One: Define what ‘supporter’ means for your organisation. Someone who has given regularly for a number of years is different to an individual who has given once to a recent appeal. One is a supporter and the other is a prospect, and the way you communicate with them needs to differ. Use your team’s knowledge and insights to help create definitions across fundraising activities and segment supporters and prospects accordingly.

Two: Develop your coronavirus case for support. A case for support is a document that tells prospective donors what your organisation hopes to accomplish with their philanthropic gift.  It is more than likely in the current situation that this document needs updating. If you don’t have one, this is the perfect time to create one. Answer the following questions to create your case for support.

  • How is COVID-19 affecting your charity now and in two months' time?
  • What reduction have you seen in your staff and volunteer base?
  • What losses of income you have experienced?
  • What does your charity intend to do and how much money does it need?

Three: Get your fundraisers to adopt the right mindset. Don't let them take the stance of protecting supporters and stop making asks. If your case for support is compelling, supporters will want to give and it is your responsibility to give them that option. If you are facing financial hardship or on the brink of collapse, imagine explaining to your closest donors why you didn’t ask for their help. They would be livid, and rightly so. Let them decide – this is the very essence of providing a great supporter experience.

Four: If you’re going to make an ask, do so properly. When making an ask to your supporter it is important to do so thoughtfully. It really helps to think of your supporters as your friends.  The way we communicate with our friends tends to be more personalised and involve a greater level of effort and we should be applying the same principles to our supporters.

Can you pick up the phone to talk? This immediately shows that the potential gift is important to you and enables you to enter into a more engaging dialogue with your supporter. Can you write a tailored letter? Showing the supporter you know how generous they have been in the past and asking them to increase their gift during this difficult time will make them feel special. Whatever channel you choose, make sure the message is attentive and considerate to the person receiving it.

Five: Don’t always take; offer the supporter some value. Those you have classified as your supporters are really committed to your cause. It is more than likely that they want to continue to give to you during the pandemic but, of course, it may be the case that they can’t. Think of ways that you can support them during this crisis. Can you offer them a holiday from their regular gift? Can you keep them updated on how you’re responding but not make financial asks?
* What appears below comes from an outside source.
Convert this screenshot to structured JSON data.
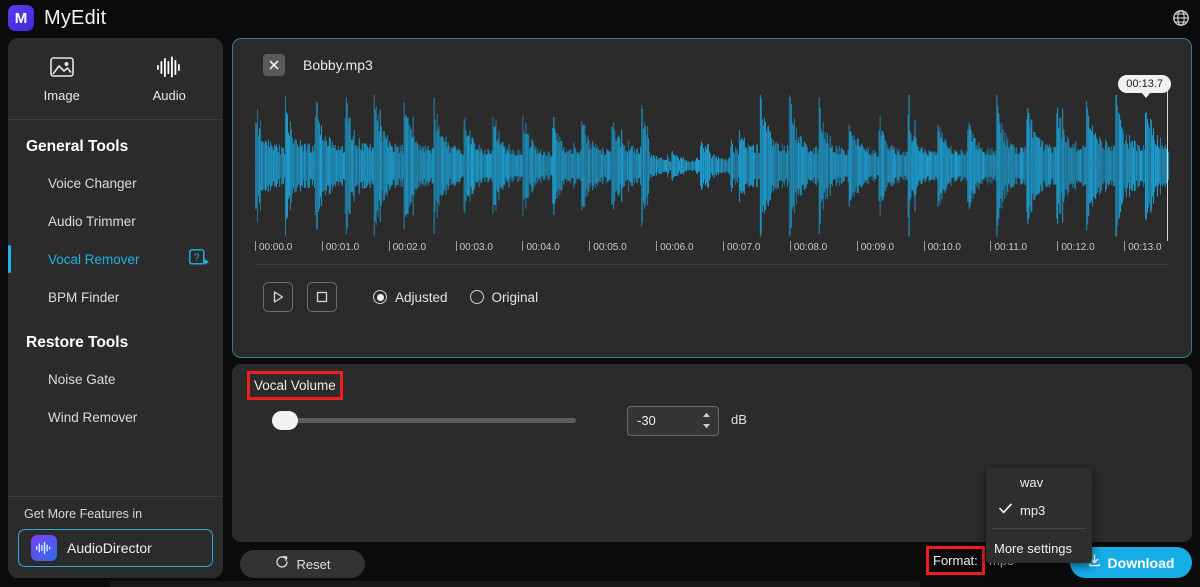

Offer them value that doesn’t necessarily return a financial reward but will be remembered and when this is all over, they’ll be ready to restart their support.

So in summary, to help focus on supporter experience during this crisis, adopt these five principles:

  1. Define what ‘supporter’ means for your organisation. 
  2. Develop your coronavirus case for support.
  3. Get your fundraisers to adopt the right mindset.
  4. If you’re going to make an ask, do so properly.
  5. Don’t always take; offer the supporter some value.

And most importantly, remember, if you understand what your supporter is asking for, you will in turn receive what you need from them.

Ian O'Reilly


Ian O’Reilly is a funding consultant who is passionate about helping charities grow their income, focusing on fundraising strategy and improving the supporter experience. He combines an evidence-based approach with a growth mindset to help charities understand, grow and retain their audience to achieve their fundraising goals.